I was making a cup of tea in the kitchen when the fluorescent bulb fell. Out of the corner of my eye I saw it hit my tea cup and crash with a characteristic pop. Glass and powder flew everywhere, filling my cup and showering me and I was fortunate not to be cut.
None of the others decided to take a bed. I chose the one furthest down the hall, between the locked doors of two mysterious rooms. Why are there so many locked doors in this building, I wondered. Dogs barked outside my open window and cats yowled, an unearthly tone that set me on edge even after I identified it.
My room appeared neglected. The bed was on rollers, accompanied by a crib full of second-hand clothes. Do babies die here too? The room is adorned with a heating unit and a sink, upon which leans an Afrikaans children's book and though the translation (The Cat in the Box) is benign, the title in Afrikaans adds to the ominous feeling: Die Kat in die Bos.
Maybe I'd be more comfortable back in the cozy front of the building, with its green and pink tile flowers, close to my friends and the utility of the kitchen and the hum and clatter of the dryer. But a bed is a bed and I put these thoughts aside and slept.
Unlike Hospice in the United States, which deals primarily with cancer patients, Hospice South Africa is consumed with AIDS patients. They offer education, HIV tests and condoms, though the dispenser in the living room which claimed "AIDS kills, use a condom" was empty. Hospice received support for antiretroviral (ARV) drugs through President Bush's global AIDS plan, said Sonya. However, the plan only lasts five years, and Hospice's future ability to get ARVs is uncertain.
But ARVs are no good if the patients won't take them. Africans infected with HIV are eligible for disability if their white blood cell count drops below 200 per micro liter, said Sonya. If they take ARVs, their count will improve and they'll lose their disability.
Cradock has an especially bad problem - a 45% infection rate - because of high prostitution rates there, said Sonya.

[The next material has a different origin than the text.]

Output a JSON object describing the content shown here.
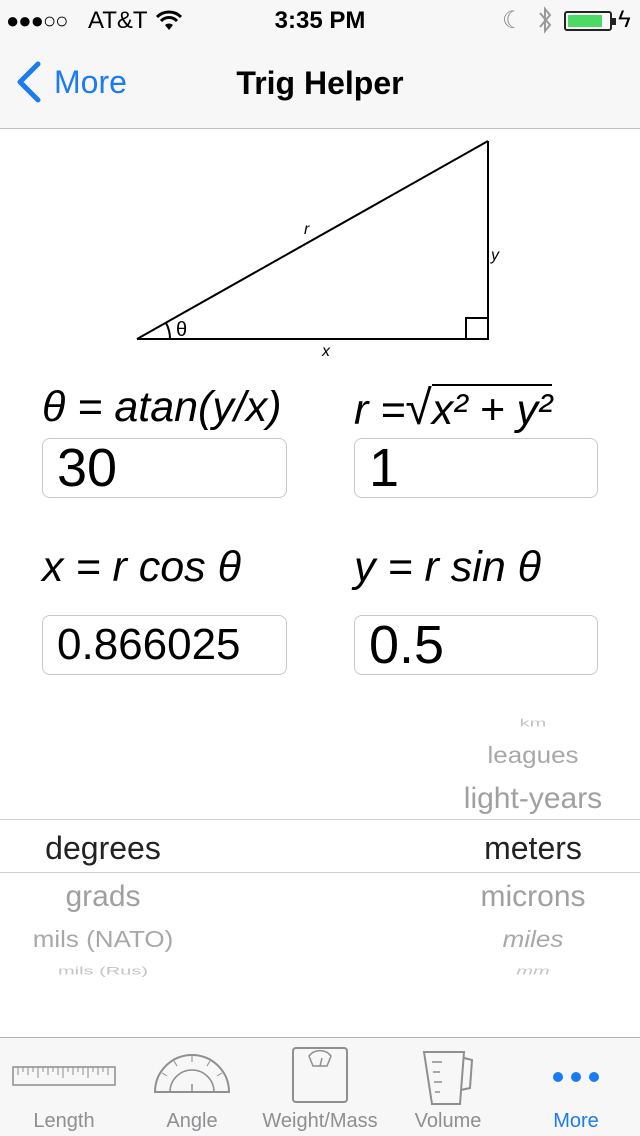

It's on a major truck route to Port Elizabeth and is a common stopover for truckers.
"It almost seems like a war you can't win," said Quinn. The culture itself is contradictory to the potential solutions.
Sonya doesn't come off as fatalistic, though. She acknowledges the problems in a matter-of-fact way that is common in South Africa, and focuses on the challenges.
"We cannot pay the same salaries as the government," she said. "We cannot provide the same benefits. We are here for the love of the work."
We left Cradock late in the morning, planning to push through to Middleburg because we had been promised a place to stay. But the day was hot and the wind was against us and by late afternoon we were nearly exhausted.
We came over Witkransnek pass as the sun began to set and it cast a golden glow on the yellow grass that filled the valley below. Just on the far side we could see Middleburg, with dozens of mesas protruding between us and our destination. We rode quickly along the straight, down sloping road. Though our bodies craved food and rest, a tailwind combined with the cooling temperature to give us new strength.
Finally, as we rode into town, the colors started to fade. The clouds, at first yellow, turned to pink, then purple.
It's a magical time to cycle. Quinn pulled out the remnants of a bottle of whisky, but he dropped the cap so we finished the last few swallows at 20 kph in the dusk. I don't remember the last time I enjoyed whisky that much.